EXERCISE DETAILS: Reproduce the records below exactly; the images should not appear.

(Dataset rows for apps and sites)

● ● ● ● ●

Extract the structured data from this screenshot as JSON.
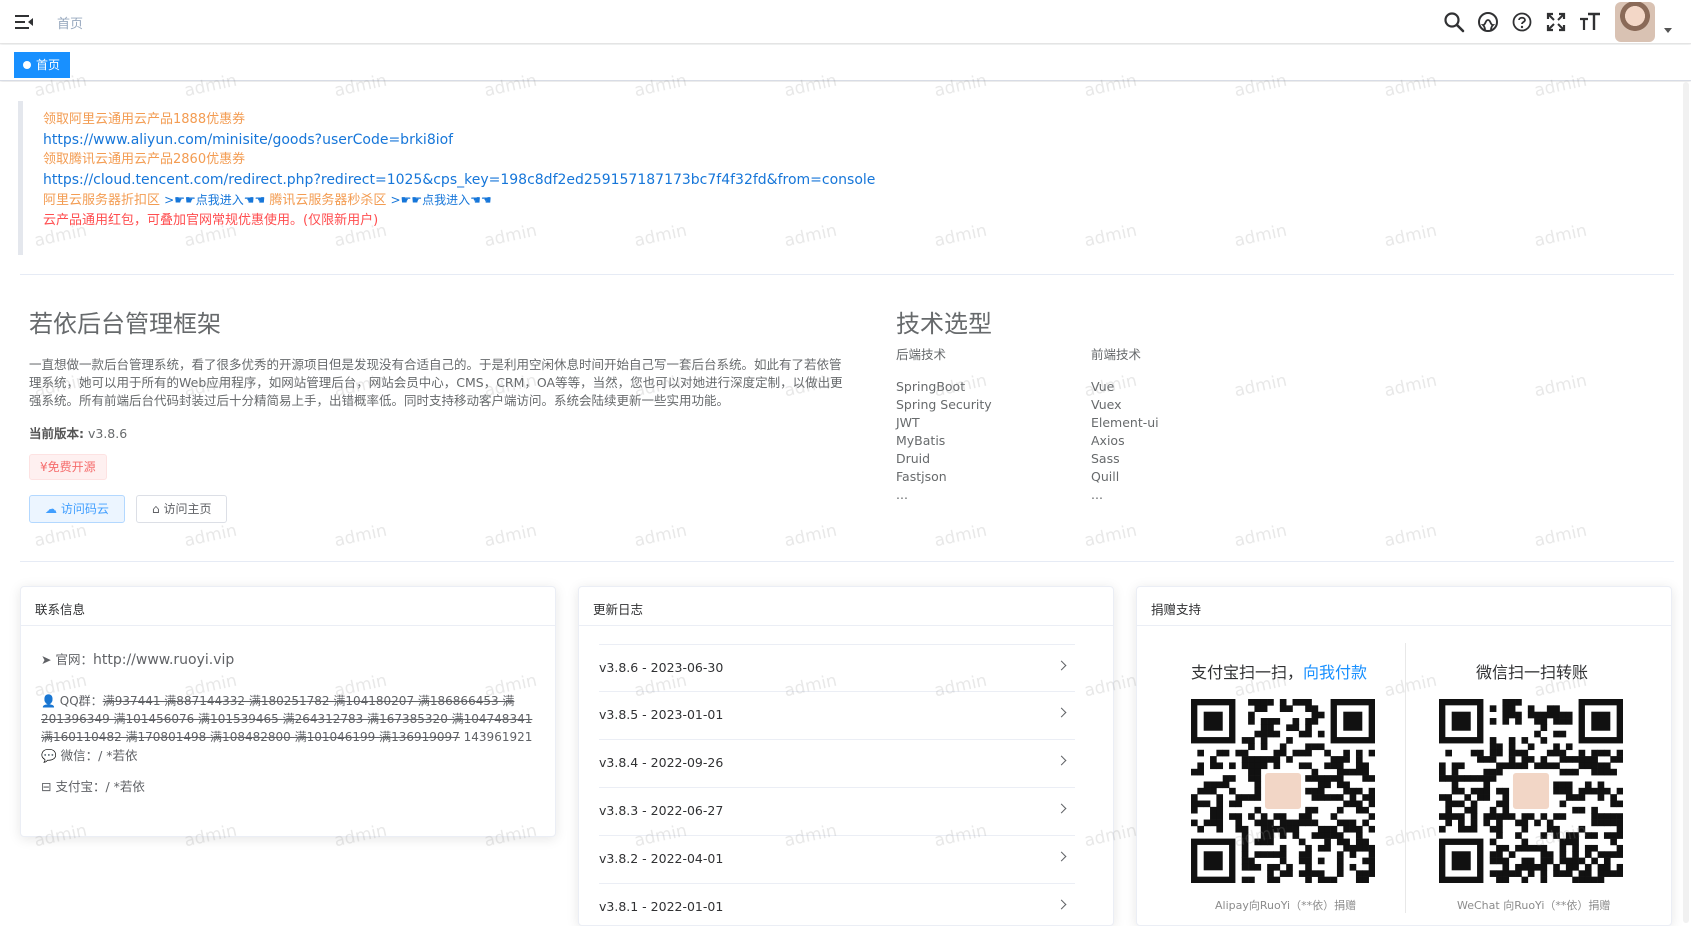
{
  "navbar": {
    "breadcrumb": "首页",
    "icons": [
      "search-icon",
      "github-icon",
      "question-icon",
      "fullscreen-icon",
      "font-size-icon"
    ]
  },
  "tags_view": {
    "active_tag": "首页"
  },
  "promo": {
    "line1": "领取阿里云通用云产品1888优惠券",
    "line2": "https://www.aliyun.com/minisite/goods?userCode=brki8iof",
    "line3": "领取腾讯云通用云产品2860优惠券",
    "line4": "https://cloud.tencent.com/redirect.php?redirect=1025&cps_key=198c8df2ed259157187173bc7f4f32fd&from=console",
    "line5_a": "阿里云服务器折扣区",
    "line5_b": ">☛☛点我进入☚☚",
    "line5_c": "腾讯云服务器秒杀区",
    "line5_d": ">☛☛点我进入☚☚",
    "line6": "云产品通用红包，可叠加官网常规优惠使用。(仅限新用户)"
  },
  "intro": {
    "title": "若依后台管理框架",
    "desc": "一直想做一款后台管理系统，看了很多优秀的开源项目但是发现没有合适自己的。于是利用空闲休息时间开始自己写一套后台系统。如此有了若依管理系统，她可以用于所有的Web应用程序，如网站管理后台，网站会员中心，CMS，CRM，OA等等，当然，您也可以对她进行深度定制，以做出更强系统。所有前端后台代码封装过后十分精简易上手，出错概率低。同时支持移动客户端访问。系统会陆续更新一些实用功能。",
    "version_label": "当前版本:",
    "version": "v3.8.6",
    "free_tag": "¥免费开源",
    "btn_gitee": "访问码云",
    "btn_home": "访问主页"
  },
  "tech": {
    "title": "技术选型",
    "backend_title": "后端技术",
    "backend": [
      "SpringBoot",
      "Spring Security",
      "JWT",
      "MyBatis",
      "Druid",
      "Fastjson",
      "..."
    ],
    "frontend_title": "前端技术",
    "frontend": [
      "Vue",
      "Vuex",
      "Element-ui",
      "Axios",
      "Sass",
      "Quill",
      "..."
    ]
  },
  "contact": {
    "header": "联系信息",
    "site_label": "官网：",
    "site": "http://www.ruoyi.vip",
    "qq_label": "QQ群：",
    "qq_struck": "满937441 满887144332 满180251782 满104180207 满186866453 满201396349 满101456076 满101539465 满264312783 满167385320 满104748341 满160110482 满170801498 满108482800 满101046199 满136919097",
    "qq_open": "143961921",
    "wechat_label": "微信：",
    "wechat": "/ *若依",
    "alipay_label": "支付宝：",
    "alipay": "/ *若依"
  },
  "changelog": {
    "header": "更新日志",
    "items": [
      "v3.8.6 - 2023-06-30",
      "v3.8.5 - 2023-01-01",
      "v3.8.4 - 2022-09-26",
      "v3.8.3 - 2022-06-27",
      "v3.8.2 - 2022-04-01",
      "v3.8.1 - 2022-01-01"
    ]
  },
  "donate": {
    "header": "捐赠支持",
    "alipay_title_a": "支付宝扫一扫，",
    "alipay_title_b": "向我付款",
    "alipay_caption": "Alipay向RuoYi（**依）捐赠",
    "wechat_title": "微信扫一扫转账",
    "wechat_caption": "WeChat 向RuoYi（**依）捐赠"
  },
  "watermark": "admin",
  "colors": {
    "primary": "#1890ff",
    "promo_orange": "#f39c52",
    "promo_red": "#ff4d4f",
    "link_blue": "#1676d9"
  }
}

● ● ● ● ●

ANSWER:
Extract the structured data from this screenshot as JSON.
{
  "navbar": {
    "breadcrumb": "首页",
    "icons": [
      "search-icon",
      "github-icon",
      "question-icon",
      "fullscreen-icon",
      "font-size-icon"
    ]
  },
  "tags_view": {
    "active_tag": "首页"
  },
  "promo": {
    "line1": "领取阿里云通用云产品1888优惠券",
    "line2": "https://www.aliyun.com/minisite/goods?userCode=brki8iof",
    "line3": "领取腾讯云通用云产品2860优惠券",
    "line4": "https://cloud.tencent.com/redirect.php?redirect=1025&cps_key=198c8df2ed259157187173bc7f4f32fd&from=console",
    "line5_a": "阿里云服务器折扣区",
    "line5_b": ">☛☛点我进入☚☚",
    "line5_c": "腾讯云服务器秒杀区",
    "line5_d": ">☛☛点我进入☚☚",
    "line6": "云产品通用红包，可叠加官网常规优惠使用。(仅限新用户)"
  },
  "intro": {
    "title": "若依后台管理框架",
    "desc": "一直想做一款后台管理系统，看了很多优秀的开源项目但是发现没有合适自己的。于是利用空闲休息时间开始自己写一套后台系统。如此有了若依管理系统，她可以用于所有的Web应用程序，如网站管理后台，网站会员中心，CMS，CRM，OA等等，当然，您也可以对她进行深度定制，以做出更强系统。所有前端后台代码封装过后十分精简易上手，出错概率低。同时支持移动客户端访问。系统会陆续更新一些实用功能。",
    "version_label": "当前版本:",
    "version": "v3.8.6",
    "free_tag": "¥免费开源",
    "btn_gitee": "访问码云",
    "btn_home": "访问主页"
  },
  "tech": {
    "title": "技术选型",
    "backend_title": "后端技术",
    "backend": [
      "SpringBoot",
      "Spring Security",
      "JWT",
      "MyBatis",
      "Druid",
      "Fastjson",
      "..."
    ],
    "frontend_title": "前端技术",
    "frontend": [
      "Vue",
      "Vuex",
      "Element-ui",
      "Axios",
      "Sass",
      "Quill",
      "..."
    ]
  },
  "contact": {
    "header": "联系信息",
    "site_label": "官网：",
    "site": "http://www.ruoyi.vip",
    "qq_label": "QQ群：",
    "qq_struck": "满937441 满887144332 满180251782 满104180207 满186866453 满201396349 满101456076 满101539465 满264312783 满167385320 满104748341 满160110482 满170801498 满108482800 满101046199 满136919097",
    "qq_open": "143961921",
    "wechat_label": "微信：",
    "wechat": "/ *若依",
    "alipay_label": "支付宝：",
    "alipay": "/ *若依"
  },
  "changelog": {
    "header": "更新日志",
    "items": [
      "v3.8.6 - 2023-06-30",
      "v3.8.5 - 2023-01-01",
      "v3.8.4 - 2022-09-26",
      "v3.8.3 - 2022-06-27",
      "v3.8.2 - 2022-04-01",
      "v3.8.1 - 2022-01-01"
    ]
  },
  "donate": {
    "header": "捐赠支持",
    "alipay_title_a": "支付宝扫一扫，",
    "alipay_title_b": "向我付款",
    "alipay_caption": "Alipay向RuoYi（**依）捐赠",
    "wechat_title": "微信扫一扫转账",
    "wechat_caption": "WeChat 向RuoYi（**依）捐赠"
  },
  "watermark": "admin",
  "colors": {
    "primary": "#1890ff",
    "promo_orange": "#f39c52",
    "promo_red": "#ff4d4f",
    "link_blue": "#1676d9"
  }
}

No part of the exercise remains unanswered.